Daruma from a Temple–According to Squidoo “After the introduction of Zen Buddhism in Japan, Daruma became an extremely important symbol and figure for the Japanese. He represents good luck, perserverance and hard work. Images, illustration and figurines of Daruma can be seen throughout Japanese culture and homes.”  Fun and perseverance!

Then in the second part of the book, he asks you to start from the very beginning to make sure that the knowledge becomes an integral part of your “Creative Mind.”   (Right now, I’m reading the part where he says it is very important to visualize exactly what you want to accomplish in your life.  Yeah, I’m being driven around in my pink Cadillac with a plate full of pancakes and bacon as I head to the discotheque to show off my latest disco moves! Um-huh!)

Study what brings you joy.  Bring joy to what you study.

There are two key elements working here.  I’m repeating and I’m having fun.  I’m not sure if this officially a cliche but repetition is the mother of all skill.  Mindful repetition is one of the key things that I have discovered on my road to trying to learn Japanese, and something I’m starting to use in all aspects of my life.

First of all pick the materials and ideas that are fun.  Also, when you are studying when you start feeling resentful, tired, bored etc–stop.   You can either change modalities, materials, or approaches.   I’m talking about studying materials that you have chosen for your self.

I’ve also found that it is possible to change your attitude and re-frame your attitude as you study.  For example, I was reviewing my Samurai Notebook and looking at some of my goal exercises.  I realized that I was doing it listlessly.  I stopped for a second and thought:   “What if I really breathed and imagined all of these goals.”   It made review a whole lot more interesting.

If You Repeat, You Must Delete
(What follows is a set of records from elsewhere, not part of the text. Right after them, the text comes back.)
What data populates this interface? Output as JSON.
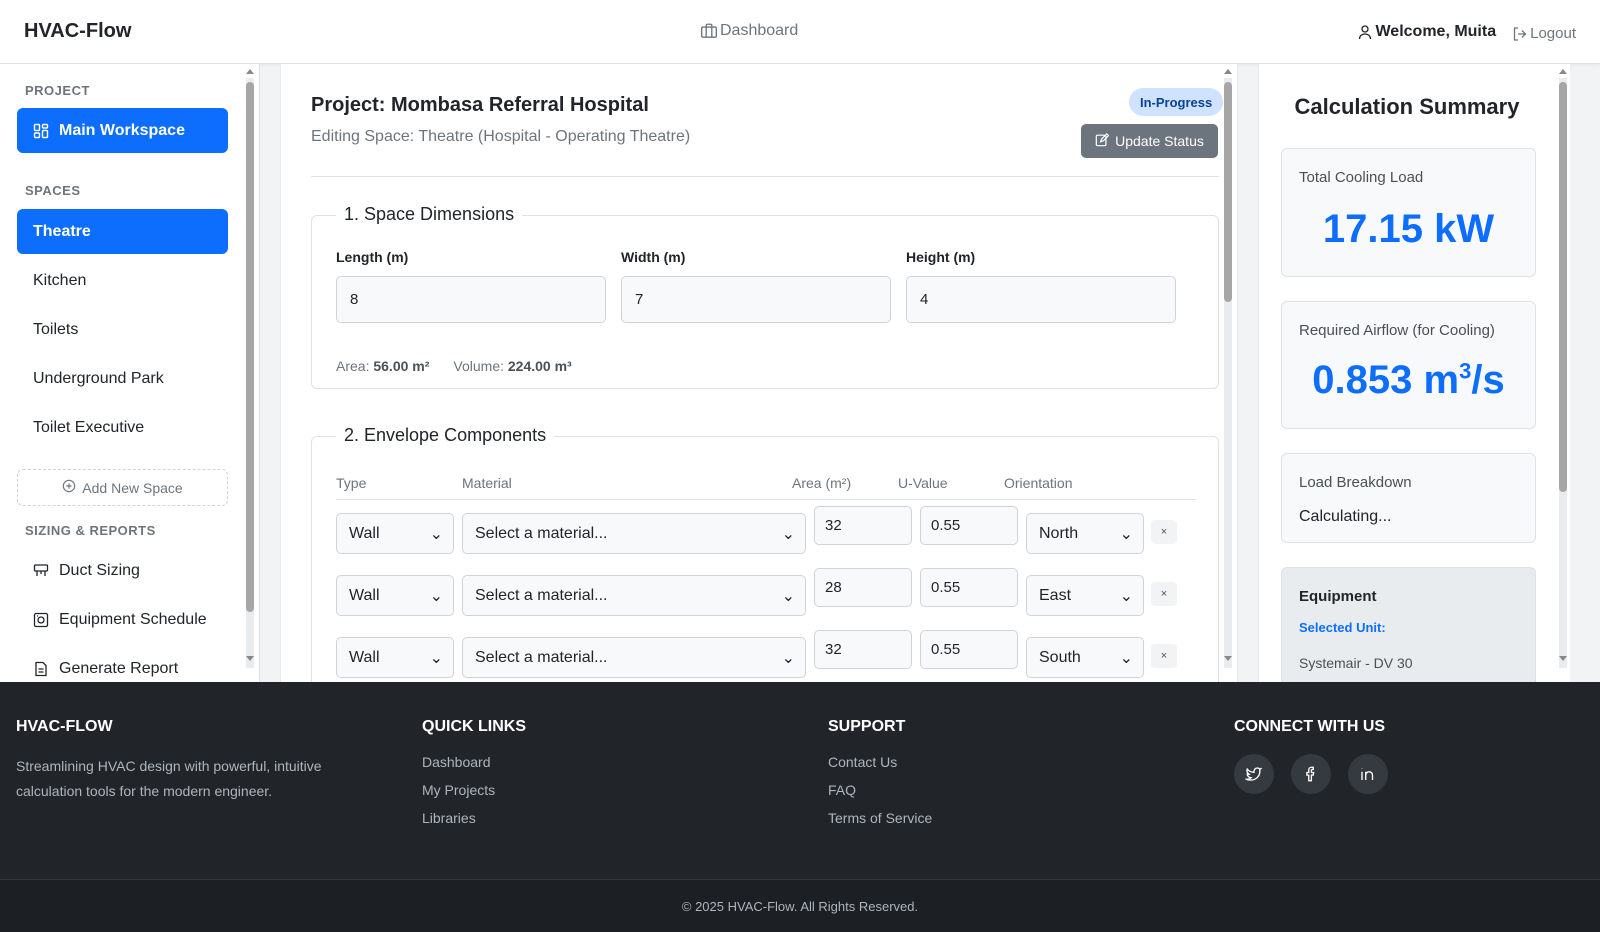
{
  "header": {
    "brand": "HVAC-Flow",
    "dashboard_label": "Dashboard",
    "welcome_label": "Welcome, Muita",
    "logout_label": "Logout"
  },
  "sidebar": {
    "project_heading": "PROJECT",
    "main_workspace": "Main Workspace",
    "spaces_heading": "SPACES",
    "spaces": [
      "Theatre",
      "Kitchen",
      "Toilets",
      "Underground Park",
      "Toilet Executive"
    ],
    "add_space": "Add New Space",
    "reports_heading": "SIZING & REPORTS",
    "reports": [
      "Duct Sizing",
      "Equipment Schedule",
      "Generate Report"
    ]
  },
  "main": {
    "project_title": "Project: Mombasa Referral Hospital",
    "editing_subtitle": "Editing Space: Theatre (Hospital - Operating Theatre)",
    "status_badge": "In-Progress",
    "update_status": "Update Status",
    "dimensions": {
      "legend": "1. Space Dimensions",
      "length_label": "Length (m)",
      "length_value": "8",
      "width_label": "Width (m)",
      "width_value": "7",
      "height_label": "Height (m)",
      "height_value": "4",
      "area_label": "Area:",
      "area_value": "56.00 m²",
      "volume_label": "Volume:",
      "volume_value": "224.00 m³"
    },
    "envelope": {
      "legend": "2. Envelope Components",
      "headers": {
        "type": "Type",
        "material": "Material",
        "area": "Area (m²)",
        "uvalue": "U-Value",
        "orientation": "Orientation"
      },
      "rows": [
        {
          "type": "Wall",
          "material": "Select a material...",
          "area": "32",
          "uvalue": "0.55",
          "orientation": "North"
        },
        {
          "type": "Wall",
          "material": "Select a material...",
          "area": "28",
          "uvalue": "0.55",
          "orientation": "East"
        },
        {
          "type": "Wall",
          "material": "Select a material...",
          "area": "32",
          "uvalue": "0.55",
          "orientation": "South"
        }
      ],
      "remove_glyph": "×"
    }
  },
  "summary": {
    "title": "Calculation Summary",
    "cooling_label": "Total Cooling Load",
    "cooling_value": "17.15 kW",
    "airflow_label": "Required Airflow (for Cooling)",
    "airflow_number": "0.853 m",
    "airflow_exp": "3",
    "airflow_suffix": "/s",
    "breakdown_label": "Load Breakdown",
    "breakdown_value": "Calculating...",
    "equipment_label": "Equipment",
    "selected_unit_label": "Selected Unit:",
    "selected_unit_value": "Systemair - DV 30"
  },
  "footer": {
    "brand_heading": "HVAC-FLOW",
    "brand_text": "Streamlining HVAC design with powerful, intuitive calculation tools for the modern engineer.",
    "quick_heading": "QUICK LINKS",
    "quick_links": [
      "Dashboard",
      "My Projects",
      "Libraries"
    ],
    "support_heading": "SUPPORT",
    "support_links": [
      "Contact Us",
      "FAQ",
      "Terms of Service"
    ],
    "connect_heading": "CONNECT WITH US",
    "copyright": "© 2025 HVAC-Flow. All Rights Reserved."
  },
  "colors": {
    "primary": "#0d6efd",
    "secondary": "#6c757d",
    "footer_bg": "#212529",
    "badge_bg": "#cfe2ff"
  },
  "icons": [
    "briefcase-icon",
    "user-icon",
    "logout-icon",
    "grid-icon",
    "plus-circle-icon",
    "duct-icon",
    "equipment-icon",
    "report-icon",
    "edit-icon",
    "twitter-icon",
    "facebook-icon",
    "linkedin-icon"
  ]
}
I’m dating myself (not that there is anything wrong with that) and refer to the O.J. Simpson trial of the 90’s.  Simpson’s lawyer, Johnnie Cochran, won the acquital for O.J. and his fifteen minutes of fame in part by constantly repeating, “If it doesn’t fit, you must acquit.”
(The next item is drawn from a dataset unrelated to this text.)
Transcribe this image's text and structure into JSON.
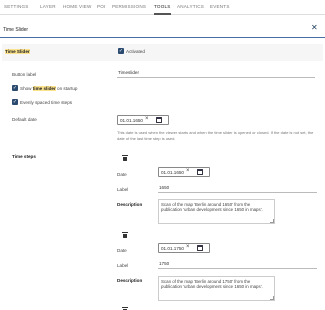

My mantra is now, “If you repeat, you must delete.”  If something in your notebook or SRS becomes dull or was never interesting to begin with, get rid of it or cross it out in your notebook.  It becomes a drag on your mind and your motivation to keep on studying and learning.

This idea really jelled for me because Khatz at Ajatt.com keeps hammering the message of fun and the importance of deletion.

Study what brings you joy.  Bring joy to what you study.  If you repeat, you must delete.  Repeat. Have fun.  The world smiles when you become you.